President Obama had better hope voters don’t ask themselves that question this year, because new economic data analyzed by former Census Department statisticians at the Sentier Research firm reveals that the answers of most Americans are not going to be favorable.  The data shows that, amazingly, median household income fell more during the “recovery” from June 2009 to June 2012 than it did during the preceding recession.  What’s more, the drop in median household income happened across the board, in virtually every demographic group.

For example, family households lost 4.7 percent; people who live alone lost 7.5 percent. Households headed by African-Americans lost 11.1 percent. The income in married-couple households dropped 3.6 percent. Households headed by full-time workers lost 5.1 percent.

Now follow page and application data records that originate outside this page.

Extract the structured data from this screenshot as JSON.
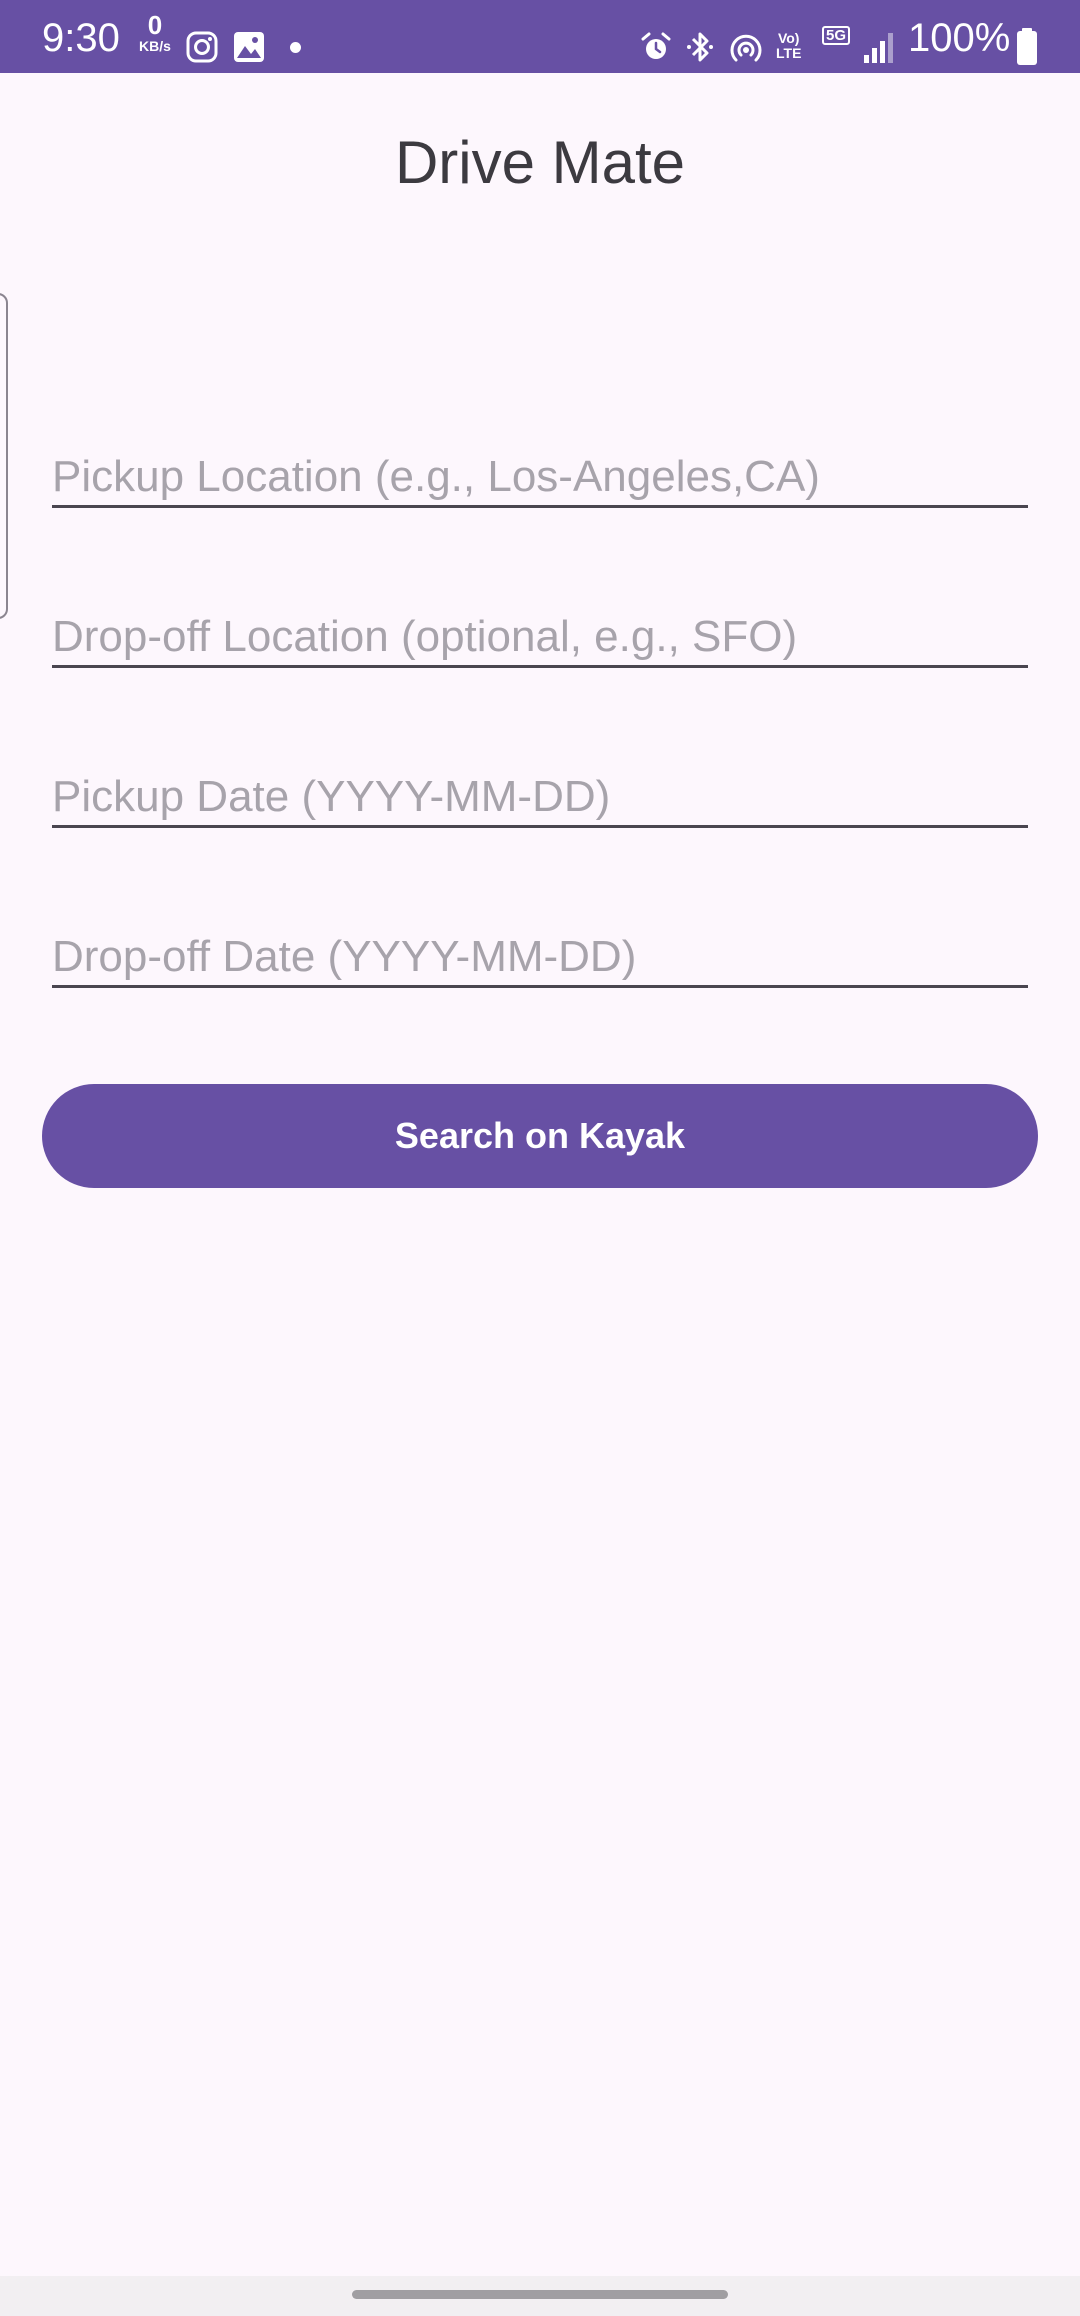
{
  "status_bar": {
    "time": "9:30",
    "data_speed_value": "0",
    "data_speed_unit": "KB/s",
    "volte_line1": "Vo)",
    "volte_line2": "LTE",
    "network_type": "5G",
    "battery_percent": "100%",
    "icons": [
      "instagram-icon",
      "gallery-icon",
      "notification-dot",
      "alarm-icon",
      "bluetooth-icon",
      "hotspot-icon",
      "volte-icon",
      "5g-icon",
      "signal-icon",
      "battery-icon"
    ]
  },
  "app": {
    "title": "Drive Mate"
  },
  "form": {
    "pickup_location_placeholder": "Pickup Location (e.g., Los-Angeles,CA)",
    "dropoff_location_placeholder": "Drop-off Location (optional, e.g., SFO)",
    "pickup_date_placeholder": "Pickup Date (YYYY-MM-DD)",
    "dropoff_date_placeholder": "Drop-off Date (YYYY-MM-DD)",
    "search_button_label": "Search on Kayak"
  },
  "colors": {
    "primary": "#6750a4",
    "background": "#fdf7fd",
    "placeholder": "#a7a3ab",
    "underline": "#4a4650"
  }
}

People with “some college, no degree” lost 9.3 percent, people with associate’s degrees lost 8.6 percent, high school grads lost 6.9 percent, and people with bachelor’s degrees or more lost 5.9 percent.

The only group that came our ahead during the period from June 2009 to June 2012 was senior citizens.   The incomes of those between the ages of 65 to 74 grew by 6.5 percent, and the incomes of those over 75 increased by 2.8 percent.

The Sentier Research findings help to illustrate just how bad the performance of our economy has been during recent years.  There have been lots of losers and few winners — not exactly the record that an incumbent President would want to run on.  When almost everyone has taken a big hit to the pocketbook, it’s not easy to convince them that, bad as things are, they would be even worse if you hadn’t been in charge.